Institute of Retirement Funds announces new entity, and leadership

29 July 2013 Zamani Letjane, The Institute of Retirement Funds

The Institute of Retirement Funds (IRF) has formally announced its new board during national key stakeholder meetings held recently in Cape Town, Durban and Johannesburg. The new board includes a spectrum of principal officers, trustees, and legal and inv

The second change to be announced was its move from NGO to Non-Profit Company (NPC), a separate legal entity with stricter formalities, as prescribed by the Companies Act of 2008. This comes as a direct and open bid to ensure directors’ are responsible and accountable for their decision-making, comply with corporate governance, and to ensure credibility going forward. Furthermore, the board has since been divided into five subcommittees – legal and technical, investment, trustee and education, recruitment, and research.

Explains Zamani Letjane, President and Chairperson of the IRF, “Previously the IRF was operating merely as a voluntary organization, which, while admirable, lacked the definitive commitment expected of a leading industry body. The IRF’s new board takes its role very seriously, is accountable, and seeks to ensure good governance across the board. It’s what the industry expects from us, and it’s what we are wholly committed to. By moving to an NPC, it ensures there will be more processes, as well as checks and balances to bring the organisation’s new initiatives to reality.”

In their first demonstration of action, the IRF will be holding its National Annual Conference from 18-20 August at the ICC in Durban. This year they will place a specific focus on “information sharing” which allows the industry’s protagonists to discuss issues, learn from one another, and suggest improvements, alongside the normal networking opportunities.

Letjane adds, “Like many other industry ‘associations’, year-on-year the IRF’s Annual Conference followed a somewhat deliberate and repetitive format of ‘presenting’, but this time we intend to ‘engage’ - allowing for dialogue and a more open framework of information sharing and communication. In this way we can scratch beneath the surface and bring the industry’s needs and obstacles to the forefront. From that point we will be clear on the areas in which we need to focus for the next 12 months.”

The event will also present the second phase of the research projects, and introduce the IRF’s new Trustee Development Training Academy, enhancing financial literacy and influencing curriculum for trustee training. The event will also discuss and propose a new Research Foundation in which it works closely with the Regulator (SARS, FSB and National Treasury) and other stakeholders to explore other areas outlined for improvement.

Quick Polls


Financial behaviour experts suggest that today’s risk modelling methodologies ignore your client’s emotional ability / behavioural capacity. What are your thoughts on spicing up risk profiling tools to make allowance for your client’s financial behaviours

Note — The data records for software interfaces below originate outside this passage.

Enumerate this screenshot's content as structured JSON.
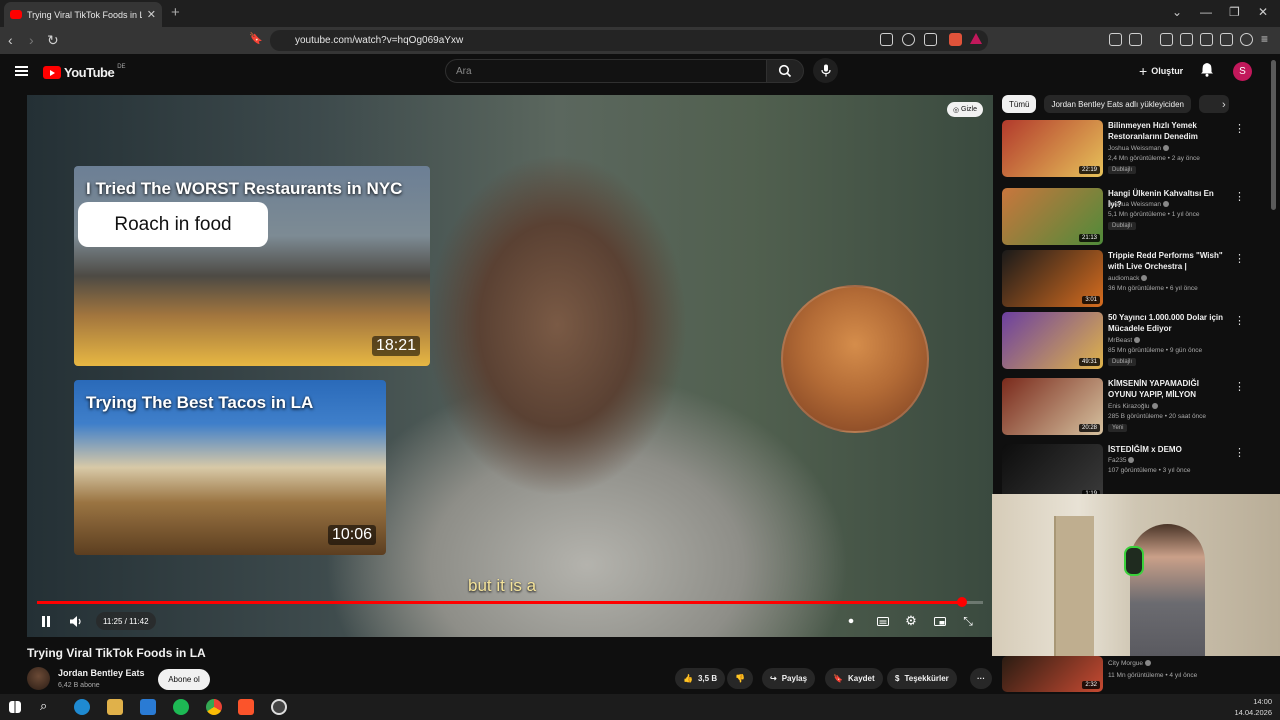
{
  "browser": {
    "tab_title": "Trying Viral TikTok Foods in LA",
    "new_tab": "+",
    "url": "youtube.com/watch?v=hqOg069aYxw"
  },
  "youtube": {
    "logo_text": "YouTube",
    "region": "DE",
    "search_placeholder": "Ara",
    "create_label": "Oluştur",
    "avatar_letter": "S"
  },
  "player": {
    "hide_label": "Gizle",
    "endcards": [
      {
        "title": "I Tried The WORST Restaurants in NYC",
        "tag": "Roach in food",
        "duration": "18:21"
      },
      {
        "title": "Trying The Best Tacos in LA",
        "duration": "10:06"
      }
    ],
    "caption": "but it is a",
    "time": "11:25 / 11:42",
    "progress_fraction": 0.978
  },
  "video": {
    "title": "Trying Viral TikTok Foods in LA",
    "channel": "Jordan Bentley Eats",
    "subscribers": "6,42 B abone",
    "subscribe_label": "Abone ol",
    "likes": "3,5 B",
    "share_label": "Paylaş",
    "save_label": "Kaydet",
    "thanks_label": "Teşekkürler"
  },
  "sidebar": {
    "chips": [
      "Tümü",
      "Jordan Bentley Eats adlı yükleyiciden"
    ],
    "recs": [
      {
        "title": "Bilinmeyen Hızlı Yemek Restoranlarını Denedim",
        "channel": "Joshua Weissman",
        "meta": "2,4 Mn görüntüleme • 2 ay önce",
        "badge": "Dublajlı",
        "duration": "22:19",
        "colors": [
          "#b23a2c",
          "#e7c25a"
        ]
      },
      {
        "title": "Hangi Ülkenin Kahvaltısı En İyi?",
        "channel": "Joshua Weissman",
        "meta": "5,1 Mn görüntüleme • 1 yıl önce",
        "badge": "Dublajlı",
        "duration": "21:13",
        "colors": [
          "#c9763d",
          "#4f8b3a"
        ]
      },
      {
        "title": "Trippie Redd Performs \"Wish\" with Live Orchestra | Audioma...",
        "channel": "audiomack",
        "meta": "36 Mn görüntüleme • 6 yıl önce",
        "badge": "",
        "duration": "3:01",
        "colors": [
          "#1a1a1a",
          "#d76d1f"
        ]
      },
      {
        "title": "50 Yayıncı 1.000.000 Dolar için Mücadele Ediyor",
        "channel": "MrBeast",
        "meta": "85 Mn görüntüleme • 9 gün önce",
        "badge": "Dublajlı",
        "duration": "49:31",
        "colors": [
          "#6b3fa0",
          "#e0b44a"
        ]
      },
      {
        "title": "KİMSENİN YAPAMADIĞI OYUNU YAPIP, MİLYON DOLARLAR ...",
        "channel": "Enis Kirazoğlu",
        "meta": "285 B görüntüleme • 20 saat önce",
        "badge": "Yeni",
        "duration": "20:28",
        "colors": [
          "#7a2a1c",
          "#d6c2a0"
        ]
      },
      {
        "title": "İSTEDİĞİM x DEMO",
        "channel": "Fa235",
        "meta": "107 görüntüleme • 3 yıl önce",
        "badge": "",
        "duration": "1:19",
        "colors": [
          "#0d0d0d",
          "#3b3b3b"
        ]
      }
    ],
    "last_rec": {
      "channel": "City Morgue",
      "meta": "11 Mn görüntüleme • 4 yıl önce",
      "duration": "2:32"
    }
  },
  "taskbar": {
    "time": "14:00",
    "date": "14.04.2026"
  },
  "colors": {
    "accent": "#ff0000",
    "bg": "#0f0f0f",
    "chip": "#272727"
  }
}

[a] Bring it on; my client’s make too many irrational financial decisions
[b] Existing risk profiling tools are adequate
[c] Risk profiling tools should be based on the model / rational client
[d] The perfect risk profiling tool is science fiction
fanews magazine
FAnews April 2021 Get the latest issue of FAnews

This month's headlines

Randsomware attacks... SA businesses' biggest risk
Know the difference - compliance vs ethics
Better business by virtue of Beethoven
The future of vaccines
Harmonisation of retirement funds
Call centres and the maze of auto-prompts
The next 18 to 24 months are going to be tough
Subscribe now